What about me?
This April is Stress Awareness Month, a month to bring public awareness of the causes of stress and ways to combat it.
Stress is normal in our everyday life and not an uncommon factor for foster carers. In fact, they are very closely linked together. There are so many elements that can cause stress for foster carers. Having to manage their biological families, work, social workers, relationships, housework, finances and then the added pressure of having the responsibility of a young person/s who often have very complex behavioural, emotional and sometimes even physical needs.
Fostering takes up a large percentage of a carers life, often leaving little space or energy for other activities or downtime to relax and clear their head. this can lead to stress and general tiredness, which sometimes means foster carers are not being able provide the best support for children.
Occasionally feeling stressed is not a bad thing and is not something to be ashamed of; It is natural especially when you have huge demands. What is important is to be able to recognise it and seek appropropriate support from the team around you. If you are feeling stressed it is important to find ways to manage and deal with it. Ensuring good mental health should be the main priority for any foster carer, you have to take care of yourself before you can take care of others.
We’ve put together some advice to help foster carers recognise and deal with stress, before it gets overwhelming and impacts the young people in placement.
One, two, three. . .exhale
Taking a moment for yourself is so important, especially if you are the primary carer.

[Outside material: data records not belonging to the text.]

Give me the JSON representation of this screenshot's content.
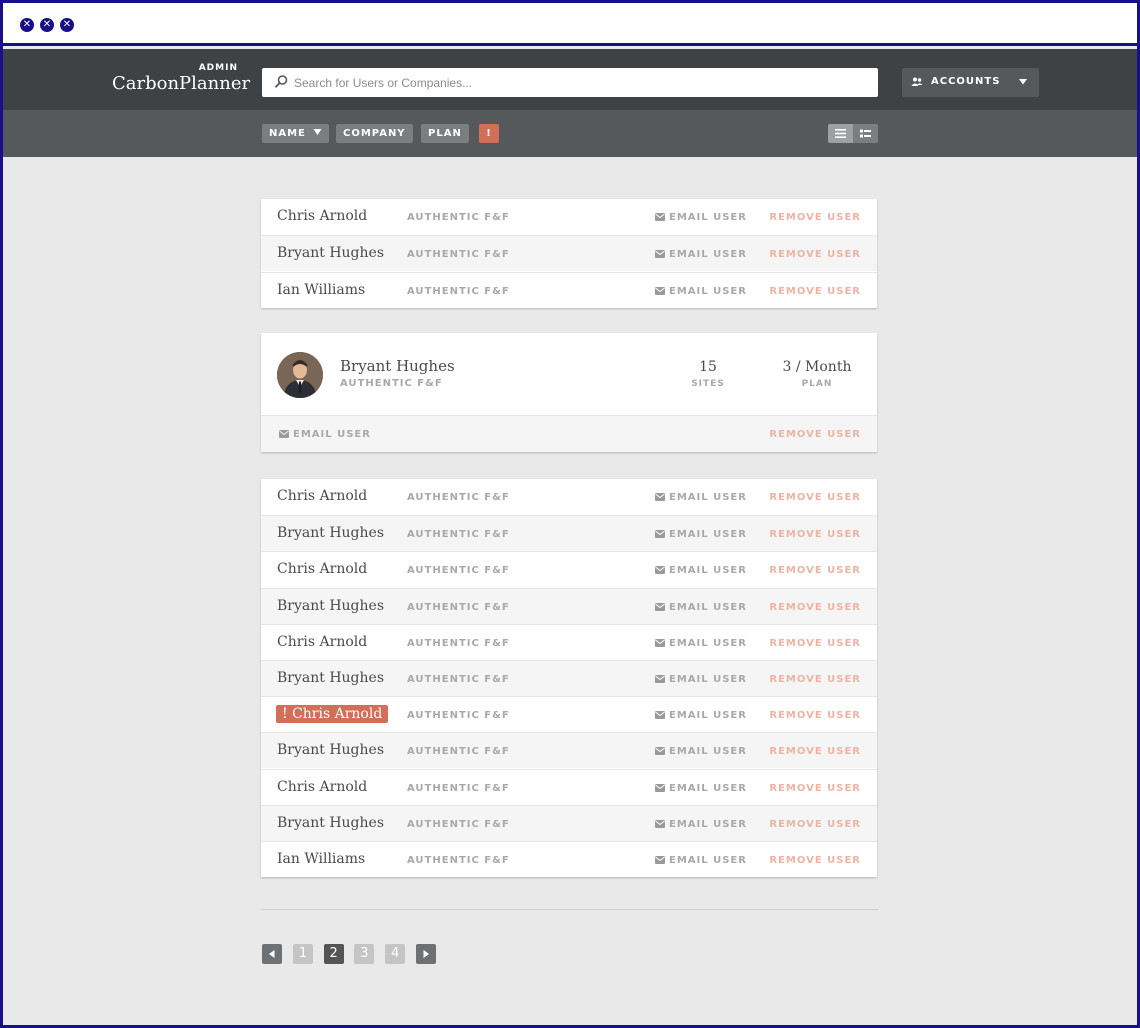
{
  "window": {
    "controls": [
      "close",
      "minimize",
      "maximize"
    ]
  },
  "header": {
    "admin_label": "ADMIN",
    "app_name": "CarbonPlanner",
    "search_placeholder": "Search for Users or Companies...",
    "accounts_label": "ACCOUNTS"
  },
  "filters": {
    "name_label": "NAME",
    "company_label": "COMPANY",
    "plan_label": "PLAN",
    "alert_label": "!"
  },
  "colors": {
    "header_bg": "#3e4244",
    "filterbar_bg": "#55595c",
    "accent": "#d36f58",
    "remove_text": "#edb4a4"
  },
  "list1": [
    {
      "name": "Chris Arnold",
      "company": "AUTHENTIC F&F",
      "email": "EMAIL USER",
      "remove": "REMOVE USER"
    },
    {
      "name": "Bryant Hughes",
      "company": "AUTHENTIC F&F",
      "email": "EMAIL USER",
      "remove": "REMOVE USER"
    },
    {
      "name": "Ian Williams",
      "company": "AUTHENTIC F&F",
      "email": "EMAIL USER",
      "remove": "REMOVE USER"
    }
  ],
  "detail": {
    "name": "Bryant Hughes",
    "company": "AUTHENTIC F&F",
    "sites_value": "15",
    "sites_label": "SITES",
    "plan_value": "3 / Month",
    "plan_label": "PLAN",
    "email": "EMAIL USER",
    "remove": "REMOVE USER"
  },
  "list2": [
    {
      "name": "Chris Arnold",
      "company": "AUTHENTIC F&F",
      "email": "EMAIL USER",
      "remove": "REMOVE USER",
      "flagged": false
    },
    {
      "name": "Bryant Hughes",
      "company": "AUTHENTIC F&F",
      "email": "EMAIL USER",
      "remove": "REMOVE USER",
      "flagged": false
    },
    {
      "name": "Chris Arnold",
      "company": "AUTHENTIC F&F",
      "email": "EMAIL USER",
      "remove": "REMOVE USER",
      "flagged": false
    },
    {
      "name": "Bryant Hughes",
      "company": "AUTHENTIC F&F",
      "email": "EMAIL USER",
      "remove": "REMOVE USER",
      "flagged": false
    },
    {
      "name": "Chris Arnold",
      "company": "AUTHENTIC F&F",
      "email": "EMAIL USER",
      "remove": "REMOVE USER",
      "flagged": false
    },
    {
      "name": "Bryant Hughes",
      "company": "AUTHENTIC F&F",
      "email": "EMAIL USER",
      "remove": "REMOVE USER",
      "flagged": false
    },
    {
      "name": "! Chris Arnold",
      "company": "AUTHENTIC F&F",
      "email": "EMAIL USER",
      "remove": "REMOVE USER",
      "flagged": true
    },
    {
      "name": "Bryant Hughes",
      "company": "AUTHENTIC F&F",
      "email": "EMAIL USER",
      "remove": "REMOVE USER",
      "flagged": false
    },
    {
      "name": "Chris Arnold",
      "company": "AUTHENTIC F&F",
      "email": "EMAIL USER",
      "remove": "REMOVE USER",
      "flagged": false
    },
    {
      "name": "Bryant Hughes",
      "company": "AUTHENTIC F&F",
      "email": "EMAIL USER",
      "remove": "REMOVE USER",
      "flagged": false
    },
    {
      "name": "Ian Williams",
      "company": "AUTHENTIC F&F",
      "email": "EMAIL USER",
      "remove": "REMOVE USER",
      "flagged": false
    }
  ],
  "pagination": {
    "pages": [
      "1",
      "2",
      "3",
      "4"
    ],
    "current": "2"
  }
}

It can be as simple as taking 30 minutes out of the day to have a cuppa and some time to think or keeping the children occupied with an external activity so you can have the day to yourself. But taking the opportunity to have some well deserved ‘ME’ time is necessary.
Planning and organisation can be an ultimate lifesaver. Having to manage multiple schedules can be overwhelming at times, but having something as simple as a planner stuck on the fridge so everyone knows what’s happening that week and where they need to be (including yourself) can be a huge help.
You will need support as a foster carer and it’s vital that you establish a strong support network. From professional support provided by your agency, family and friends and foster carer support groups. Having a safe space to ‘vent’ can really help to eliminate some of those stressful days. Just being able to have someone to talk and listen to you can make a huge difference.
Respite is recognised as a way to support foster carers and gives them a much needed break. It doesn’t suit everyone and if you feel your Looked After Child will have negative feelings about respite . It is important to discuss it with your supervision social worker about other alternative ways of support. Respite can be taken if you need to spend time with your own family or simply need some time to yourself.
Having a break does not mean your weak; it means you are human and it will make a huge difference to your own mental health. As a foster carer, you have to put yourself first as you are one of the most important people in your children and foster children’s life and if you don’t function effectively, they won’t be able to.
At Ascent fostering we are keen on that our foster carers achieve the correct work life balance and support their own mental health appropriately and proactively manage the stress in their lives.